This sounds boring, I know. Let me see how I can help.
If you are raced as a minority in the U.S. you may get the feeling sometimes that, for instance, all the black TV shows are on non-descript (“bootleg”) TV networks. That’s an organizational process! There’s a long theoretical argument about how complicated TV syndication rules and the consolidation of media networks (i.e. organizations) made black programming a non-starter for TV executives. So that feeling you have is grounded in some organizational processes and in the reproduction of racialized norms.
Similarly, in my own work, I am explicit that there is a reason that so many of the ads you see for online colleges and for-profit colleges feature images like this:
Sure, it could be a coincidence but coincidence is not an analytical framework in social science. So, I invariably have to try to connect organizational theory that ignores race with the observational data that says race is salient to the organizations I study. It’s not…easy.
It is also lonely.
So, I’m always on the look-out for scholarship that can help. I follow orgtheory.net regularly. Of late, they’ve made a turn towards discussing race. It’s been illustrative of problems I think are endemic to organizational theory and research generally.
In his proposal that America may not be post-racial but is “post-racist”, Fabio Rojas is being audacious:
I suggest the term post-racist because while race still exists, we don’t build racism into our laws and culture. We definitely past a time where a law can simply say “Blacks can’t do X.” But race is still around and it’s all over the place. At least we can talk about.
As I said in a comment to the post, we could use some clarification of terms.
Racism has been reduced to some weird metaphysical experience of hurt feelings. If a person hurts your feelings and they are raced or you are raced or they once said the word race then, apparently, that exchange can be called racism in today’s parlance. If we accept that operationalization of racism then maybe this “post-racist” frame holds.
But in his own examples for our post-racist evolution, Rojas offers some very structural examples. The dismantling of legal segregation is the dismantling of a structural process of racism. So, is racism an individual perversion or a structural process? Are we post-racist at the individual level or at the structural level? If we’re understanding racism as a structure, per the example, then how we can ignore things like the incarceration rates of black men or the difference in criminalization between crack and cocaine or the criminalization of poor black children for school infractions (often called the school-to-prison pipeline)? How do we reconcile these clear examples of some kind of structural process that shapes organizational processes which feel awfully racist and that certainly have a differential effect on minority “raced” people?

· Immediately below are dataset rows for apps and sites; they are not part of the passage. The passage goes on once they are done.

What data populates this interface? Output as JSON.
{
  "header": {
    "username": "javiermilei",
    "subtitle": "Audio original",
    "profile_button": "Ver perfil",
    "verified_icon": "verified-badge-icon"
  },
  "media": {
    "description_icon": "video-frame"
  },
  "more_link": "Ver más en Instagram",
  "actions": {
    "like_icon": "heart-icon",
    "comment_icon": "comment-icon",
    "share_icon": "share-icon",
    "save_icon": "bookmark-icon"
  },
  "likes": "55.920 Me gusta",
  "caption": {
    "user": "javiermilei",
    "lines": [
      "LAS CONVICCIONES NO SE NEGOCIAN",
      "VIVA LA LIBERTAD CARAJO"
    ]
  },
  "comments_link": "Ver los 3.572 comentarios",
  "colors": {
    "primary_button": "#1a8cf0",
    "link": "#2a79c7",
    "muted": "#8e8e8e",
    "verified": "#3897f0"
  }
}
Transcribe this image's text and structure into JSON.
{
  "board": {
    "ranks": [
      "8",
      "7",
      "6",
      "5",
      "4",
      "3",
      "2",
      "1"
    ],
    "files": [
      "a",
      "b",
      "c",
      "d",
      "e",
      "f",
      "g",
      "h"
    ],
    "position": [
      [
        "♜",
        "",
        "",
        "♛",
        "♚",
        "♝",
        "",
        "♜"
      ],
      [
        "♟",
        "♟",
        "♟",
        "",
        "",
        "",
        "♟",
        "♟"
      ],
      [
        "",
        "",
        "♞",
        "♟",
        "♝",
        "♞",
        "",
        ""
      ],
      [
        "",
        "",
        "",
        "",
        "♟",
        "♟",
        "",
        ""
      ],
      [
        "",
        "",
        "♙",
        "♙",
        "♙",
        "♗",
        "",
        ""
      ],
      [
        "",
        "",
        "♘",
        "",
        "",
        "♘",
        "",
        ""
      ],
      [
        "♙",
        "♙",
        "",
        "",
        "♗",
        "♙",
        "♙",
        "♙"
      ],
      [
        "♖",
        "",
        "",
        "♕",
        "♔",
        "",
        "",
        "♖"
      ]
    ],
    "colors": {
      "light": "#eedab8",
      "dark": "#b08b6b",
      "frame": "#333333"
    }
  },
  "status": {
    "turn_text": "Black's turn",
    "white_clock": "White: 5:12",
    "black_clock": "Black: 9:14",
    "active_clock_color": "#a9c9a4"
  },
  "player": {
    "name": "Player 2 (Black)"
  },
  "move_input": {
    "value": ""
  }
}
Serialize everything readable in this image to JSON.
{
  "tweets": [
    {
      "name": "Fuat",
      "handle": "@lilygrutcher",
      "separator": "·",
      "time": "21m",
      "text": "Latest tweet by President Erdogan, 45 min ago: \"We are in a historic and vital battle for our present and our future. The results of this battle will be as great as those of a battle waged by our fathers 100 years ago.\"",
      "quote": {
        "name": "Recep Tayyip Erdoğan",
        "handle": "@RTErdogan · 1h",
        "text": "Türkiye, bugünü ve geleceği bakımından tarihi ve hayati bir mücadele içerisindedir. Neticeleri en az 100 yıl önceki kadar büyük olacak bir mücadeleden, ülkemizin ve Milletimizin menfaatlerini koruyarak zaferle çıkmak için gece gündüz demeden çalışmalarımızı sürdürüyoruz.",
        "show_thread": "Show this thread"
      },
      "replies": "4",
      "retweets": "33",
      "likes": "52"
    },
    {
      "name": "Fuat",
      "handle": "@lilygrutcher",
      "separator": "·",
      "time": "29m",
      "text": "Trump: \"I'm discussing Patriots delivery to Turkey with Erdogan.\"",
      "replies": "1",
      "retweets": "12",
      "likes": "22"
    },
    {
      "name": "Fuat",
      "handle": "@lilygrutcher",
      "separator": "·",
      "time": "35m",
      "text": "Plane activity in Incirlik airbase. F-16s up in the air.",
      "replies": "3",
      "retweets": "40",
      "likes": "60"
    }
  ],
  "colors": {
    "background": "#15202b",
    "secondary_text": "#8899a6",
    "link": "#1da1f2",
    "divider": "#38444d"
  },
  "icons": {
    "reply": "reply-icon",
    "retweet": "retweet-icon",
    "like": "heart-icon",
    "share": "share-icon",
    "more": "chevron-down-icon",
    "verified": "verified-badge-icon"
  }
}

There’s no resolution that I can see to that tension. But examining it could go a long way towards understanding how the organizations that rule our social life in a Weberian society are reproducing inequality and racism. By focusing on structure and individuals to the exclusion of organizations, we miss a key mechanism for understanding racism. That is how we find ourself with pronouncements about ours being a post-racist society.
I’d argue that nothing could be further from the truth. Not having the right framework to understand racism is not evidence of there being no racism.